Now, here I am in Texas, having switched my voter registration to unenrolled back in January in MA again here in Texas in August to support Barack Obama, for reasons that are as much pastoral as political (my freind Eric points to as good an explanation as I can offer here). And yet the overwhelming vote here in Texas is probably, although I hope not, going to be for McCain.
dailyKos today points to an informative, although by no means revolutionary post from Nate Silver at 538.com that reminds us that this election, like every other Presidential election is really 50 elections because of the electoral college. And this year it comes down to this:
This is beginning to look like a five-state election. Those states are Virginia, Colorado, Pennsylvania, Ohio and Nevada. Essentially all relevant electoral scenarios involve some combination of these five states…
The victory conditions for Obama involving these five states proceed something as follows:
- Win Pennsylvania and ANY ONE of Colorado, Virginia, Ohio, or Nevada*
- Win Ohio and EITHER Colorado OR Virginia.
- Win Colorado AND Virginia AND Nevada.
(* Nevada produces a 269-269 tie, which would probably be resolved for Obama in the House of Represenatives.)
Now, suppose you think that Colorado is already in the bag for Obama because of his large edge in early voting there. We can then simplify the victory conditions as follows:
- Win Pennsylvania
- Win Ohio
Win Virginia AND Nevada
This graphic from Pollster.com (again a hat tip to dailyKos) puts the race in a linear perspective, sort of an slide rule. Obama needs to grab a light blue state and McCain all the yellow toss up swing states and a bunch of light blue Obama leaning light blue states.
It’s really time to do away with the electoral college once and for all. In spite of Obama’s efforts to make this a 50 state campaign, he’s doing it out of electoral strategy and a mandate to govern, not out an electoral philosphy that argues the POUS should be popularly elected by the people. Popular election of the President requires a constitutional amendment. I stand corrected (see the comments) One way around it is a state law that pledges all the states electoral votes to the popular vote winner. See National Popular Vote for more information on their plan. I’d still rather have a Constitutional amendment (such as the one that supplied popular direct election of senators), but I’d settle for their plan in the interim.
UPDATE – In the Nov. 2 edition of the New York Times, Sarah K. Cowan points out that:
This system (the electoral college), along with the winner-take-all practice used to allocate most states’ electoral votes, creates the potential for an absurd outcome. In the unlikely event that all 213 million eligible voters cast ballots, either John McCain or Barack Obama could win enough states to capture the White House with only 47.8 million strategically located votes. The presidency could be won with just 22 percent of the electorate’s support, only 16 percent of the entire population’s.

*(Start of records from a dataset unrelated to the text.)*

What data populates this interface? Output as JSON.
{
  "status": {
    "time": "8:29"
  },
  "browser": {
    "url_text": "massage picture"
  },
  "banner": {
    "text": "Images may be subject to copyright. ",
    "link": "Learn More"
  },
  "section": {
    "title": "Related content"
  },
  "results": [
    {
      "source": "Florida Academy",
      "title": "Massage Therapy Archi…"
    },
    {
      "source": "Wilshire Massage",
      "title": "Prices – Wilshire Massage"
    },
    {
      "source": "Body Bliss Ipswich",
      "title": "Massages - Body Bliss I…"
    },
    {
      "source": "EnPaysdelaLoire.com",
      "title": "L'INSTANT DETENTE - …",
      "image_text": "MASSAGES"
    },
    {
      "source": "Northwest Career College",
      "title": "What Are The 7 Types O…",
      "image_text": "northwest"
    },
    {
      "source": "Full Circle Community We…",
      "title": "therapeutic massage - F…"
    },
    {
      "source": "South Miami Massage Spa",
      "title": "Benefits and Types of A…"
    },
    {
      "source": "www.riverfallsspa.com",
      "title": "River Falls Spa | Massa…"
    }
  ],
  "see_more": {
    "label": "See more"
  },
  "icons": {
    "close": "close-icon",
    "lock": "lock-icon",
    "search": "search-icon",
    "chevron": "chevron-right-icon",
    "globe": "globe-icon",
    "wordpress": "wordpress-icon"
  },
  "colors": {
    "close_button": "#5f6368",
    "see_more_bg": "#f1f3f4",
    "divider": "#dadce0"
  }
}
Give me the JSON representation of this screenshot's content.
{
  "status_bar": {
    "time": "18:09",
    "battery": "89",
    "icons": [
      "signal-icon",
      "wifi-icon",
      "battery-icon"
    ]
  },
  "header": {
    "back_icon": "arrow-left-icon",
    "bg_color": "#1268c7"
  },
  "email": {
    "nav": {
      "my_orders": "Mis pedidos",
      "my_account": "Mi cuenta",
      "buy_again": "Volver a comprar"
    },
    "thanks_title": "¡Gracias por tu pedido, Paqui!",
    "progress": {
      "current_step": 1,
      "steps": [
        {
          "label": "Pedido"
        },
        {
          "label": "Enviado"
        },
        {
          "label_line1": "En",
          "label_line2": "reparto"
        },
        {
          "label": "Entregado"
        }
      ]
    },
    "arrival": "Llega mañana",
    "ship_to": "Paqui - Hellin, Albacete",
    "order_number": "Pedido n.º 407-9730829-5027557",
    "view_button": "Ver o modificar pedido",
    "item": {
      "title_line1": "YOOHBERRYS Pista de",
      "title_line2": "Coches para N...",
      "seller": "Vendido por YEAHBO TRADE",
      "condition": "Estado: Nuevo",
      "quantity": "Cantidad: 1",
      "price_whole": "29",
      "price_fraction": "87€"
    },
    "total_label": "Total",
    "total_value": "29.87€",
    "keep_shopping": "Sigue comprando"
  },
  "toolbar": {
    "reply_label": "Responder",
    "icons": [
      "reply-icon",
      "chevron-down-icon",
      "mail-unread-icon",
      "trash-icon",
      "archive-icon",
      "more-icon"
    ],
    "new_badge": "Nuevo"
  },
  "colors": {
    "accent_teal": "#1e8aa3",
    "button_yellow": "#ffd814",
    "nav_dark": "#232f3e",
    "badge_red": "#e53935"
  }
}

With direct election you get the President the most people want. I also want Rank choice voting, also called Instant Run Off Voting (let the muppets explain it to you) so I can vote for my actual policy preferences without the fear of putting my least favorite candidate like Bush or McCain in the White House.
Until then candidate have to have an electoral strategy and I have to have a voting strategy and that’s not what democracy should look like.